Next, is the negative feedback loop. The Drive potentiometer raises and lowers the gain of this feedback loop. In the Bluesbreaker circuit, the Drive pot, R5, and R6 determine the gain. In the Guvnor circuit, the Drive pot and R4 determine the gain. Equation: Gain=1+Drive/(R4 or (1/(1/R5+1/R6))). For the Bluesbreaker, Gain Max = 7.73 (17.8dB). For the Guvnor, Gain Max = 46.4 (33.3dB). Drive and C7 create a variable low pass filter. The equation is the same as the one for the high pass filter. This cuts out high frequencies above 15.9KHz which is above most guitar frequencies and limits white noise. C4 and R4 create a high pass filter. R5, R6, C3, and C5 form one as well. They cut lower frequencies and emphasize the mid frequencies.
Next, is a system composed of C8, C9, and R8. C8 and C9 are coupling capacitors and remove any DC element from the signal. R8 along with R10, create the feedback loop in IC1B. This bumps up the signal even more. This is an inverting configuration, thus the signal phase is altered 180 degrees and the gain formula changes. Gain=R10/R8. For the Bluesbreaker, Gain = 22 (26.8dB). For the Guvnor, Gain = 68 (36.6dB). C10 and R10 also create low pass filter in the Guvnor circuit that cuts frequencies below 1KHz. This cut is in the mid-range territory and makes the Guvnor more mid focused than the Bluesbreaker. D2 - D5 provide the clipping in the Bluesbreaker. This diode arrangement is called soft clipping, and in agreement with the name, provides a softer sound as with D6 and D7, are in a hard clipping configuration and produce a harsher sound. R9 limits the current going into the soft clipping system and R12 does the same for the hard clipping system.

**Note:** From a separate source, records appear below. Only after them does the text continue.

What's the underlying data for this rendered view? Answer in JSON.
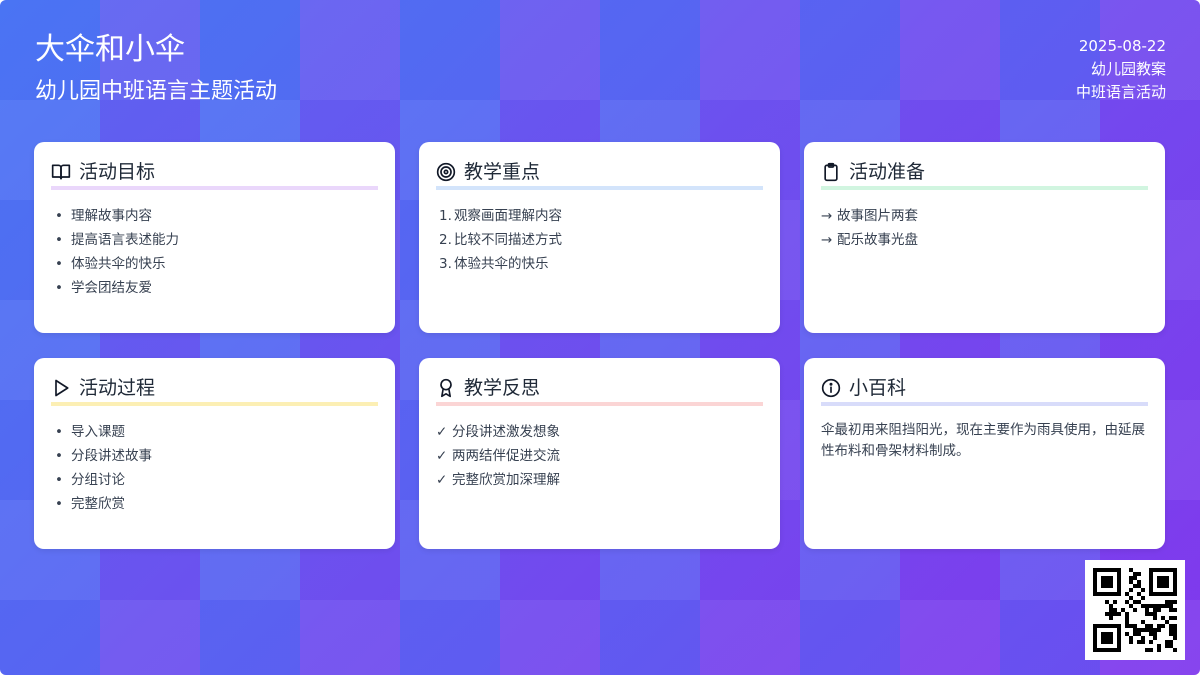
{
  "header": {
    "title": "大伞和小伞",
    "subtitle": "幼儿园中班语言主题活动",
    "date": "2025-08-22",
    "doc_type": "幼儿园教案",
    "activity_type": "中班语言活动"
  },
  "cards": {
    "goals": {
      "icon": "book-open-icon",
      "title": "活动目标",
      "items": [
        "理解故事内容",
        "提高语言表述能力",
        "体验共伞的快乐",
        "学会团结友爱"
      ]
    },
    "focus": {
      "icon": "target-icon",
      "title": "教学重点",
      "items": [
        {
          "num": "1.",
          "text": "观察画面理解内容"
        },
        {
          "num": "2.",
          "text": "比较不同描述方式"
        },
        {
          "num": "3.",
          "text": "体验共伞的快乐"
        }
      ]
    },
    "prep": {
      "icon": "clipboard-icon",
      "title": "活动准备",
      "items": [
        {
          "mark": "→",
          "text": "故事图片两套"
        },
        {
          "mark": "→",
          "text": "配乐故事光盘"
        }
      ]
    },
    "process": {
      "icon": "play-icon",
      "title": "活动过程",
      "items": [
        "导入课题",
        "分段讲述故事",
        "分组讨论",
        "完整欣赏"
      ]
    },
    "reflection": {
      "icon": "award-icon",
      "title": "教学反思",
      "items": [
        {
          "mark": "✓",
          "text": "分段讲述激发想象"
        },
        {
          "mark": "✓",
          "text": "两两结伴促进交流"
        },
        {
          "mark": "✓",
          "text": "完整欣赏加深理解"
        }
      ]
    },
    "trivia": {
      "icon": "info-icon",
      "title": "小百科",
      "text": "伞最初用来阻挡阳光，现在主要作为雨具使用，由延展性布料和骨架材料制成。"
    }
  },
  "colors": {
    "bg_start": "#4f6ff2",
    "bg_end": "#7c3aed",
    "card": "#ffffff",
    "goals_accent": "#ead7fb",
    "focus_accent": "#d3e4fb",
    "prep_accent": "#d1f5e0",
    "process_accent": "#fcefb4",
    "reflection_accent": "#fbd5d5",
    "trivia_accent": "#d8dcfa"
  },
  "qr": {
    "icon": "qr-code-icon"
  }
}
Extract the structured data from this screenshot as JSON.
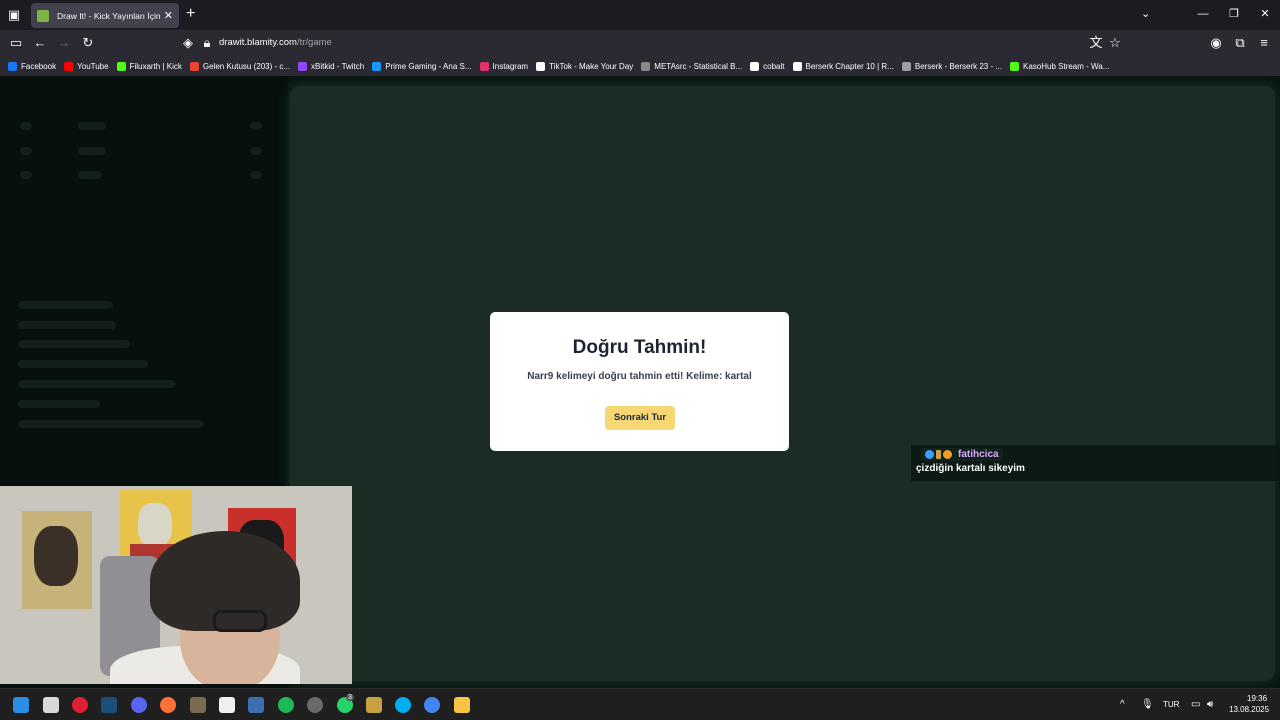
{
  "browser": {
    "tab": {
      "title": "Draw It! - Kick Yayınları İçin"
    },
    "url": {
      "host": "drawit.blamity.com",
      "path": "/tr/game"
    },
    "bookmarks": [
      {
        "label": "Facebook",
        "color": "#1877f2"
      },
      {
        "label": "YouTube",
        "color": "#ff0000"
      },
      {
        "label": "Filuxarth | Kick",
        "color": "#53fc18"
      },
      {
        "label": "Gelen Kutusu (203) - c...",
        "color": "#ea4335"
      },
      {
        "label": "xBitkid - Twitch",
        "color": "#9146ff"
      },
      {
        "label": "Prime Gaming - Ana S...",
        "color": "#1a98ff"
      },
      {
        "label": "Instagram",
        "color": "#e1306c"
      },
      {
        "label": "TikTok - Make Your Day",
        "color": "#ffffff"
      },
      {
        "label": "METAsrc - Statistical B...",
        "color": "#8a8a8a"
      },
      {
        "label": "cobalt",
        "color": "#ffffff"
      },
      {
        "label": "Berserk Chapter 10 | R...",
        "color": "#ffffff"
      },
      {
        "label": "Berserk - Berserk 23 - ...",
        "color": "#9aa0a6"
      },
      {
        "label": "KasoHub Stream - Wa...",
        "color": "#53fc18"
      }
    ]
  },
  "modal": {
    "title": "Doğru Tahmin!",
    "message": "Narr9 kelimeyi doğru tahmin etti! Kelime: kartal",
    "next_button": "Sonraki Tur"
  },
  "chat": {
    "username": "fatihcica",
    "message": "çizdiğin kartalı sikeyim"
  },
  "taskbar": {
    "language": "TUR",
    "time": "19:36",
    "date": "13.08.2025",
    "whatsapp_badge": "3"
  },
  "colors": {
    "accent": "#f7d774",
    "canvas_bg": "#1b2c25",
    "chat_name": "#d9a9ff"
  }
}
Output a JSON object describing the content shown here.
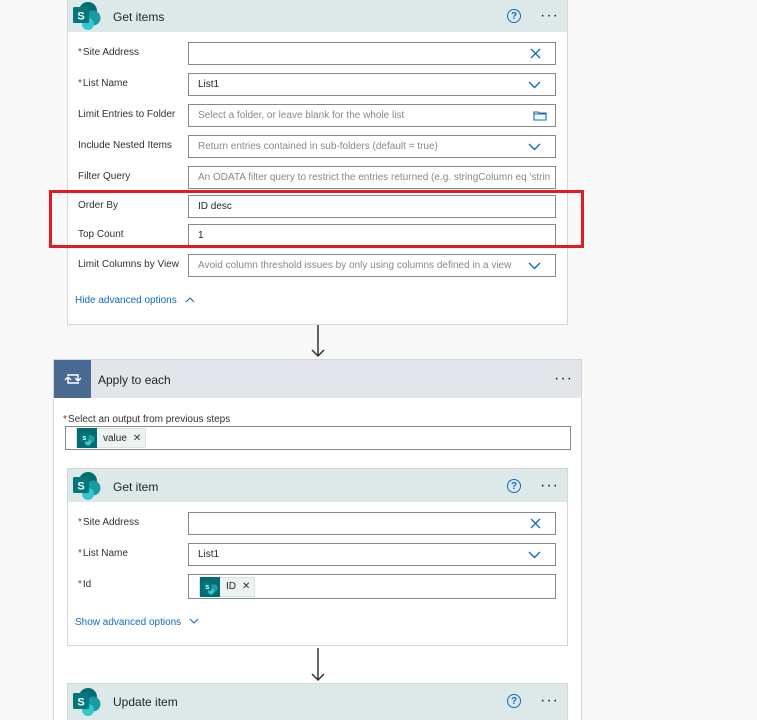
{
  "get_items": {
    "title": "Get items",
    "fields": [
      {
        "label": "Site Address",
        "required": true,
        "value": "",
        "placeholder": "",
        "icon": "clear-icon"
      },
      {
        "label": "List Name",
        "required": true,
        "value": "List1",
        "placeholder": "",
        "icon": "chevron-down-icon"
      },
      {
        "label": "Limit Entries to Folder",
        "required": false,
        "value": "",
        "placeholder": "Select a folder, or leave blank for the whole list",
        "icon": "folder-icon"
      },
      {
        "label": "Include Nested Items",
        "required": false,
        "value": "",
        "placeholder": "Return entries contained in sub-folders (default = true)",
        "icon": "chevron-down-icon"
      },
      {
        "label": "Filter Query",
        "required": false,
        "value": "",
        "placeholder": "An ODATA filter query to restrict the entries returned (e.g. stringColumn eq 'strin",
        "icon": ""
      },
      {
        "label": "Order By",
        "required": false,
        "value": "ID desc",
        "placeholder": "",
        "icon": ""
      },
      {
        "label": "Top Count",
        "required": false,
        "value": "1",
        "placeholder": "",
        "icon": ""
      },
      {
        "label": "Limit Columns by View",
        "required": false,
        "value": "",
        "placeholder": "Avoid column threshold issues by only using columns defined in a view",
        "icon": "chevron-down-icon"
      }
    ],
    "advanced_link": "Hide advanced options"
  },
  "apply_to_each": {
    "title": "Apply to each",
    "select_label": "Select an output from previous steps",
    "token": "value"
  },
  "get_item": {
    "title": "Get item",
    "fields": [
      {
        "label": "Site Address",
        "required": true,
        "value": "",
        "icon": "clear-icon"
      },
      {
        "label": "List Name",
        "required": true,
        "value": "List1",
        "icon": "chevron-down-icon"
      },
      {
        "label": "Id",
        "required": true,
        "token": "ID",
        "icon": ""
      }
    ],
    "advanced_link": "Show advanced options"
  },
  "update_item": {
    "title": "Update item"
  },
  "colors": {
    "header_bg": "#dce9e8",
    "loop_header_bg": "#e2e5ea",
    "loop_icon_bg": "#486991",
    "sharepoint": "#036c70",
    "link": "#0f6cbd",
    "highlight": "#e01b24"
  },
  "icons": {
    "sharepoint": "sharepoint-logo-icon",
    "help": "help-icon",
    "more": "more-options-icon",
    "loop": "loop-icon",
    "arrow": "arrow-down-icon"
  }
}
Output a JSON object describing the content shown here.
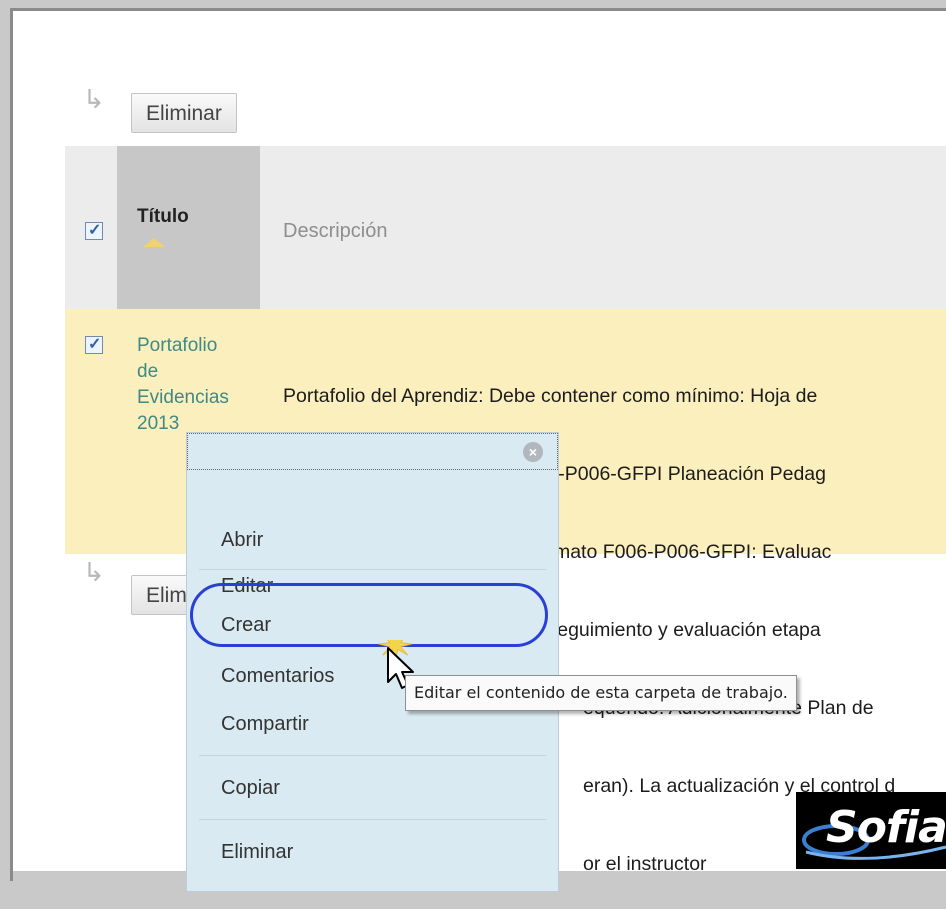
{
  "toolbar": {
    "delete_top_label": "Eliminar",
    "delete_bottom_label": "Elimin"
  },
  "table": {
    "header": {
      "title_col": "Título",
      "description_col": "Descripción"
    },
    "rows": [
      {
        "title_lines": [
          "Portafolio",
          "de",
          "Evidencias",
          "2013"
        ],
        "description_lines": [
          "Portafolio del Aprendiz: Debe contener como mínimo: Hoja de",
          "GFPI Proyecto Formativo, F003-P006-GFPI Planeación Pedag",
          "GFPI Guías de Aprendizaje, formato F006-P006-GFPI: Evaluac",
          "F008-P006-GFPI Planeación, Seguimiento y evaluación etapa",
          "equerido. Adicionalmente Plan de",
          "eran). La actualización y el control d",
          "or el instructor"
        ]
      }
    ]
  },
  "context_menu": {
    "items": [
      "Abrir",
      "Editar",
      "Crear",
      "Comentarios",
      "Compartir",
      "Copiar",
      "Eliminar"
    ]
  },
  "tooltip": {
    "text": "Editar el contenido de esta carpeta de trabajo."
  },
  "logo": {
    "text": "Sofia"
  },
  "colors": {
    "menu_bg": "#d9eaf2",
    "row_highlight": "#fbefbd",
    "focus_ring": "#2a3fd6",
    "link_teal": "#3e8a86"
  }
}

Following IC1B, the signall is fed into R11 and the Tone potentiometer. Along with C12, they create a variable low pass filter. When R11 connects directly to R13 (Tone = 0Ω), frequencies above 16KHz are cut. When Tone = 25KΩ, frequencies above 612Hz are cut. Then, R13 and C13 create an additional low pass filter that cuts frequencies above 2.34KHz. Next is the Level potentiometer. When lug 2 and 3 are connected, no signal is cut. when lug 1 and 2 are connected, the output goes to ground and there is no audible signal passing through. Finally, C17 and R19 create a high pass filter that cuts frequencies below 1.6Hz while R17 and C19 create a low pass filte that cuts frequencies above 15.5KHz.
Following IC1B, the signal is sent trough C11 which removes the DC component from the signal. Then the signal moves through the aforementioned hard clipping system. Then, the signal enters a FMV (Fender, Marshall, and Vox) style tone stack. This is the same tone stack configuration you would see in and vintage amplifier. these are known to create a mid scoop in the signal which is previously compensated by the feedback stages. To get a better look at this, i suggest visiting the Tone Stack Calculator website. It contains plenty of tone stack models that you can alter and mess around with. Finally after this tone stack, the signal travels through the aforementioned Level control and filters.
What Should I build?
I suggest purchasing two boards to build both and compare. A cheaper option would be to breadboard the circuits and find which one sounds better to you. In general, the Bluesbreaker offers a nice blues/R&B tone (duh) and the Guvnor is closer to a Marshall Amplifier emulation. I hope this info helps you in your pedal building journey and be sure to checkout Blues Gentleman board for sale on this website.